━━ Provided data
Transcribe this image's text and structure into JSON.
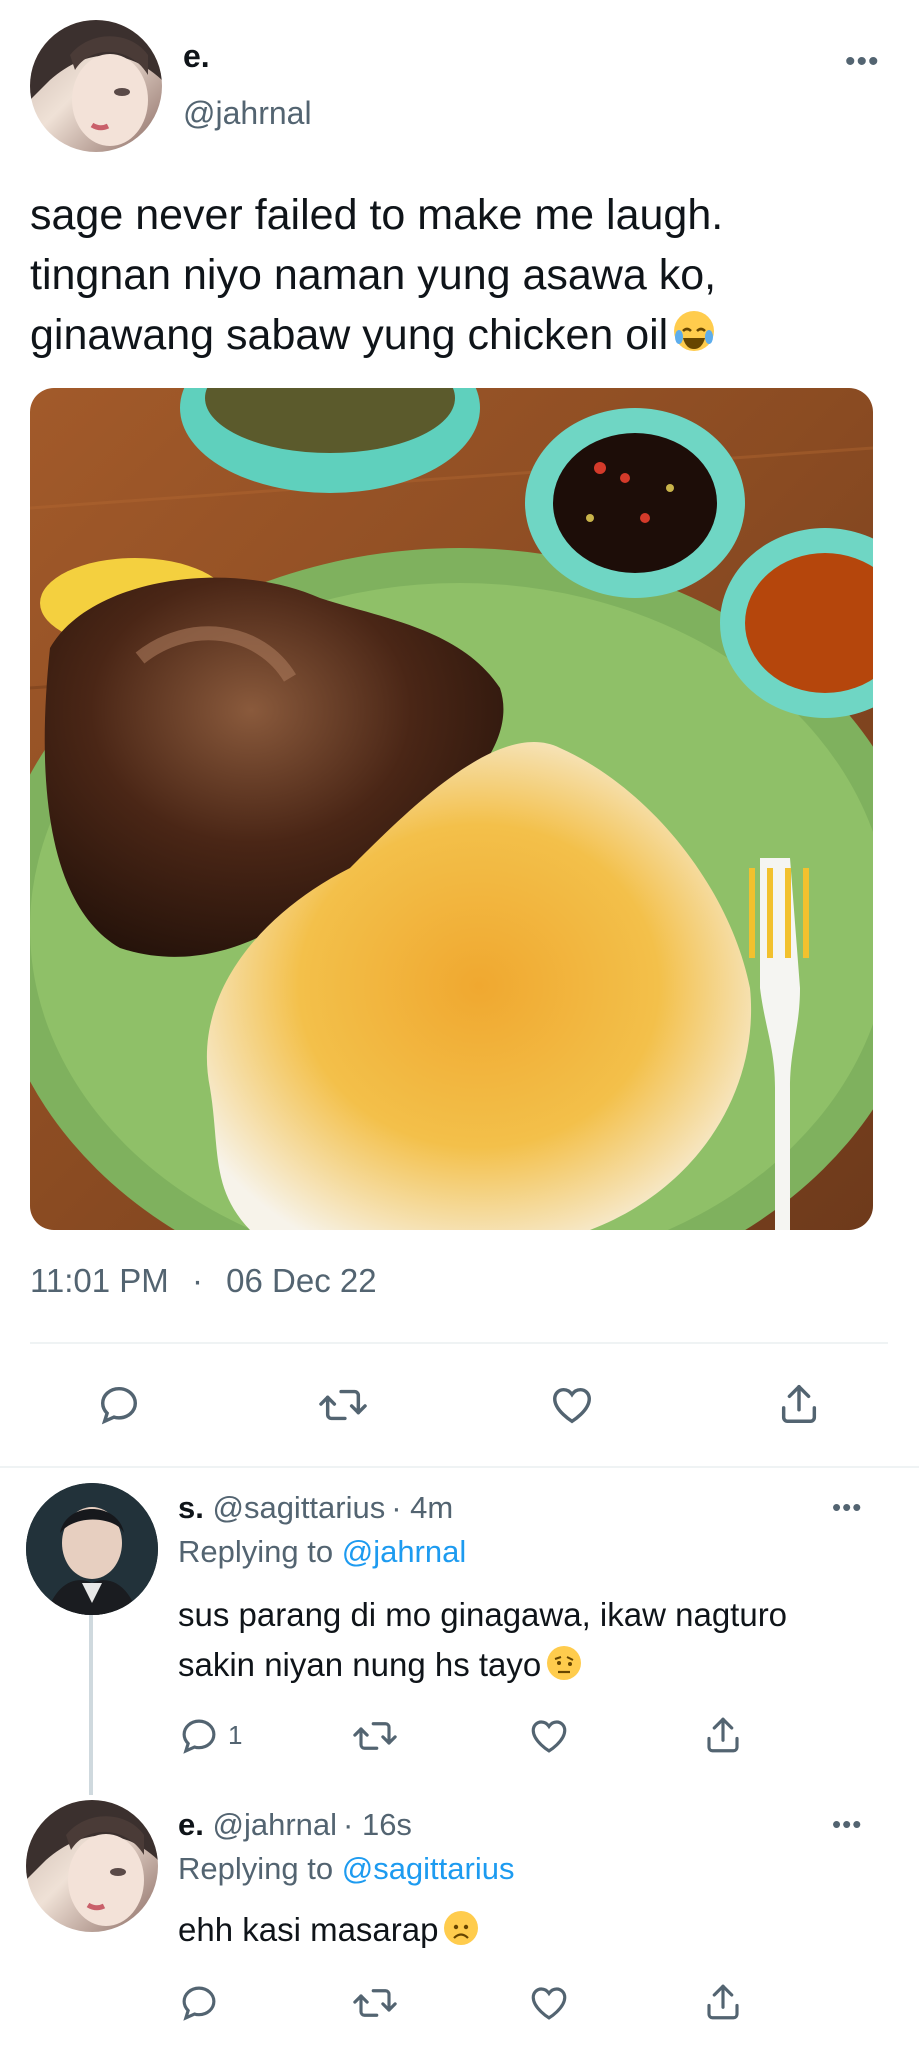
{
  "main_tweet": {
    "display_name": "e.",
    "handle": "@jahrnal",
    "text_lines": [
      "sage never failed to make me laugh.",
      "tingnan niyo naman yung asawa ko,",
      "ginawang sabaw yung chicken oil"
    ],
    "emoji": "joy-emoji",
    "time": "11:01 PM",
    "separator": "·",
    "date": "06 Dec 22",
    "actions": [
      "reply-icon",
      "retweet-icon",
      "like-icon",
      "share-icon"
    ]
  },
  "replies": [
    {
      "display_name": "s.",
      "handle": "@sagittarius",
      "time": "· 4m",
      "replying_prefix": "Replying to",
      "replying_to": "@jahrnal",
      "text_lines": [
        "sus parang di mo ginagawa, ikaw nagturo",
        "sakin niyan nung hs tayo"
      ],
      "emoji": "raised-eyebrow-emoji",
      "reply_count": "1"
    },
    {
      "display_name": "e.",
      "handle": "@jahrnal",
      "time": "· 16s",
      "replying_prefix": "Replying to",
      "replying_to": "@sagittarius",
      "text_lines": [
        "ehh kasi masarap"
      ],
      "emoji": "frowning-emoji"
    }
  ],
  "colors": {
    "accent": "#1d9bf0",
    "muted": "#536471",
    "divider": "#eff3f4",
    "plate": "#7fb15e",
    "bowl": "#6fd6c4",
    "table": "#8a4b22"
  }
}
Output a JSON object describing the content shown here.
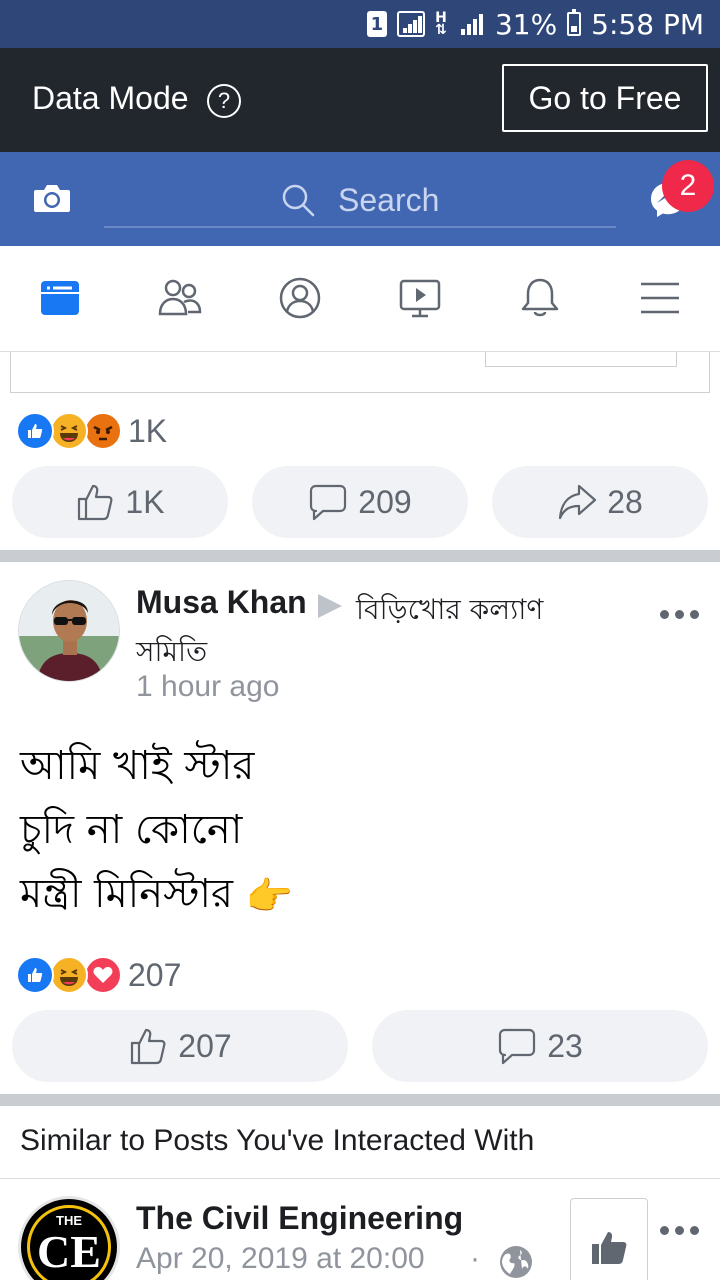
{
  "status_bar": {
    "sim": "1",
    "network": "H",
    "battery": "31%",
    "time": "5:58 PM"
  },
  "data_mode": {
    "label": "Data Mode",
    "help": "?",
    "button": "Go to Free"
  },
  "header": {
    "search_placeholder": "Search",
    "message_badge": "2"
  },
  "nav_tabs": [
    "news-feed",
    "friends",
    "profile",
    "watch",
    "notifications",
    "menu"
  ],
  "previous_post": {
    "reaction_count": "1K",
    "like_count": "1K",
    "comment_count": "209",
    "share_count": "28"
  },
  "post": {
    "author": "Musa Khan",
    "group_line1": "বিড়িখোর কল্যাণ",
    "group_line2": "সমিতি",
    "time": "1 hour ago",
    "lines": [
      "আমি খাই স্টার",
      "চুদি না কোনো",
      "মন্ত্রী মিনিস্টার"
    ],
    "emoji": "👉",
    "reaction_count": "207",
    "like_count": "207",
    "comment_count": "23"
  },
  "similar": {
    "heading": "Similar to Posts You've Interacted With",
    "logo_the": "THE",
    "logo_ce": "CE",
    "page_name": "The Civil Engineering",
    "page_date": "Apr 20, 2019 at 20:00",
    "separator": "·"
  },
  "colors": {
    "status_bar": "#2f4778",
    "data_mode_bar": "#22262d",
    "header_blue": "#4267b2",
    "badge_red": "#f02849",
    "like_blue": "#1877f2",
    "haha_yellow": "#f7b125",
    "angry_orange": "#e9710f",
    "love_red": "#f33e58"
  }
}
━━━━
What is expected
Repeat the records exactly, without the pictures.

Task response
Transcribe this image's text and structure into JSON.
{
  "main_tweet": {
    "display_name": "e.",
    "handle": "@jahrnal",
    "text_lines": [
      "sage never failed to make me laugh.",
      "tingnan niyo naman yung asawa ko,",
      "ginawang sabaw yung chicken oil"
    ],
    "emoji": "joy-emoji",
    "time": "11:01 PM",
    "separator": "·",
    "date": "06 Dec 22",
    "actions": [
      "reply-icon",
      "retweet-icon",
      "like-icon",
      "share-icon"
    ]
  },
  "replies": [
    {
      "display_name": "s.",
      "handle": "@sagittarius",
      "time": "· 4m",
      "replying_prefix": "Replying to",
      "replying_to": "@jahrnal",
      "text_lines": [
        "sus parang di mo ginagawa, ikaw nagturo",
        "sakin niyan nung hs tayo"
      ],
      "emoji": "raised-eyebrow-emoji",
      "reply_count": "1"
    },
    {
      "display_name": "e.",
      "handle": "@jahrnal",
      "time": "· 16s",
      "replying_prefix": "Replying to",
      "replying_to": "@sagittarius",
      "text_lines": [
        "ehh kasi masarap"
      ],
      "emoji": "frowning-emoji"
    }
  ],
  "colors": {
    "accent": "#1d9bf0",
    "muted": "#536471",
    "divider": "#eff3f4",
    "plate": "#7fb15e",
    "bowl": "#6fd6c4",
    "table": "#8a4b22"
  }
}
Output a JSON object describing the content shown here.
{
  "status_bar": {
    "sim": "1",
    "network": "H",
    "battery": "31%",
    "time": "5:58 PM"
  },
  "data_mode": {
    "label": "Data Mode",
    "help": "?",
    "button": "Go to Free"
  },
  "header": {
    "search_placeholder": "Search",
    "message_badge": "2"
  },
  "nav_tabs": [
    "news-feed",
    "friends",
    "profile",
    "watch",
    "notifications",
    "menu"
  ],
  "previous_post": {
    "reaction_count": "1K",
    "like_count": "1K",
    "comment_count": "209",
    "share_count": "28"
  },
  "post": {
    "author": "Musa Khan",
    "group_line1": "বিড়িখোর কল্যাণ",
    "group_line2": "সমিতি",
    "time": "1 hour ago",
    "lines": [
      "আমি খাই স্টার",
      "চুদি না কোনো",
      "মন্ত্রী মিনিস্টার"
    ],
    "emoji": "👉",
    "reaction_count": "207",
    "like_count": "207",
    "comment_count": "23"
  },
  "similar": {
    "heading": "Similar to Posts You've Interacted With",
    "logo_the": "THE",
    "logo_ce": "CE",
    "page_name": "The Civil Engineering",
    "page_date": "Apr 20, 2019 at 20:00",
    "separator": "·"
  },
  "colors": {
    "status_bar": "#2f4778",
    "data_mode_bar": "#22262d",
    "header_blue": "#4267b2",
    "badge_red": "#f02849",
    "like_blue": "#1877f2",
    "haha_yellow": "#f7b125",
    "angry_orange": "#e9710f",
    "love_red": "#f33e58"
  }
}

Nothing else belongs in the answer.